The recently approved state budget includes significant funding to restore the state’s oyster fishery. These investments include funding for a new state water quality laboratory in Dare County, which will open up approximately 54,000 acres for potential shellfish planting and harvest. The new budget also includes funding for a shellfish pathologist — an important resource for the growing oyster industry. Funding for the Clean Water Management Trust Fund — the state’s most important source of funding for open space preservation — also received $4 million in new, non-recurring funds this year.

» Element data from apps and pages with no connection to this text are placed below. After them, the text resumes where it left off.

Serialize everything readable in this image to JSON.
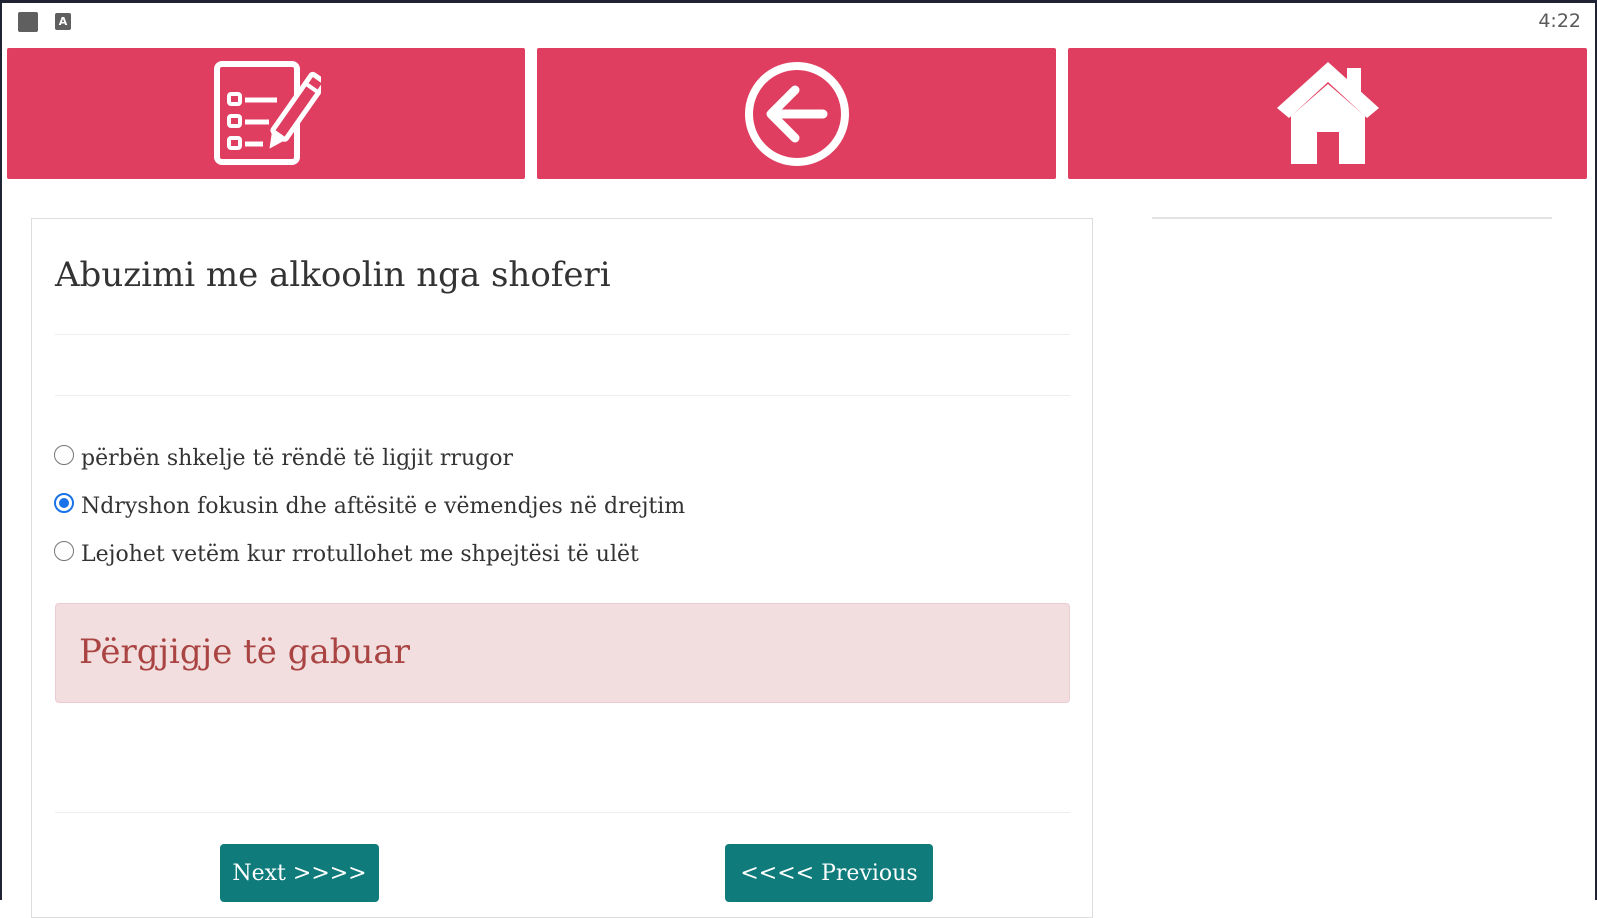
{
  "status_bar": {
    "time": "4:22",
    "a_icon_letter": "A"
  },
  "nav": {
    "quiz_icon": "checklist-pencil-icon",
    "back_icon": "arrow-left-circle-icon",
    "home_icon": "home-icon"
  },
  "colors": {
    "nav_background": "#e03e60",
    "button_background": "#0f7b7b",
    "alert_background": "#f2dede",
    "alert_text": "#a94442",
    "radio_checked": "#1a73e8"
  },
  "question": {
    "title": "Abuzimi me alkoolin nga shoferi",
    "options": [
      {
        "label": "përbën shkelje të rëndë të ligjit rrugor",
        "checked": false
      },
      {
        "label": "Ndryshon fokusin dhe aftësitë e vëmendjes në drejtim",
        "checked": true
      },
      {
        "label": "Lejohet vetëm kur rrotullohet me shpejtësi të ulët",
        "checked": false
      }
    ]
  },
  "feedback": {
    "message": "Përgjigje të gabuar"
  },
  "buttons": {
    "next_label": "Next >>>>",
    "previous_label": "<<<< Previous"
  }
}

And the North Carolina Coastal Federation’s Crab Pot Recovery Project received another year of funding to continue in 2019. Continue to read for more details.

Northern Water Quality Lab- The new state budget provided $272,844 to the Shellfish Sanitation and Recreational Water Quality Section of the N.C. Division of Marine Fisheries to reopen a northeastern water quality lab to test northern waters for bacteria and other ambient parameters. The funding will also restore two positions in the region. This lab will speed the water quality monitoring process necessary for both recreational waters and shellfish waters. The opening of the lab will also reopen approximately 54,000 acres of viable shellfishing waters that were administratively closed when budget cuts shuttered the previous lab in 2015.

Shellfish Pathologist- The General Assembly appropriated $124,000 to establish a shellfish pathologist position to be located at N.C. State University’s Center for Marine Sciences in Morehead City. The pathologist will test shellfish health to make sure that the organisms are healthy and thriving.

Clean Water Management Trust Fund- The Clean Water Management Trust Fund received a boost in funding with $4 million in non-recurring funds. This additional funding brings the total to $18.3 million in FY2018-19.

Lost Fishing Gear Recovery Project- The Coastal Federation’s crab pot recovery project received $100,000 in state funds to continue the program into the next year. This funding will allow commercial fisherman to be hired to clean up lost fishing gear during a no crab potting period. Learn more here.

Habitat Enhancement– The Oyster Sanctuary and Cultch Planting Programs continues to receive state support, including $850,000 earmarked for oyster sanctuary construction in the Pamlico Sound. The state’s cultch planting program budget was reduced from $1.1 million to $402,000, with the savings used to fund the reopening of the lab, the shellfish pathologist and other water quality and oyster related programs.

Thank your local legislators for their continued support of oyster and water quality initiatives. Find your local legislator here.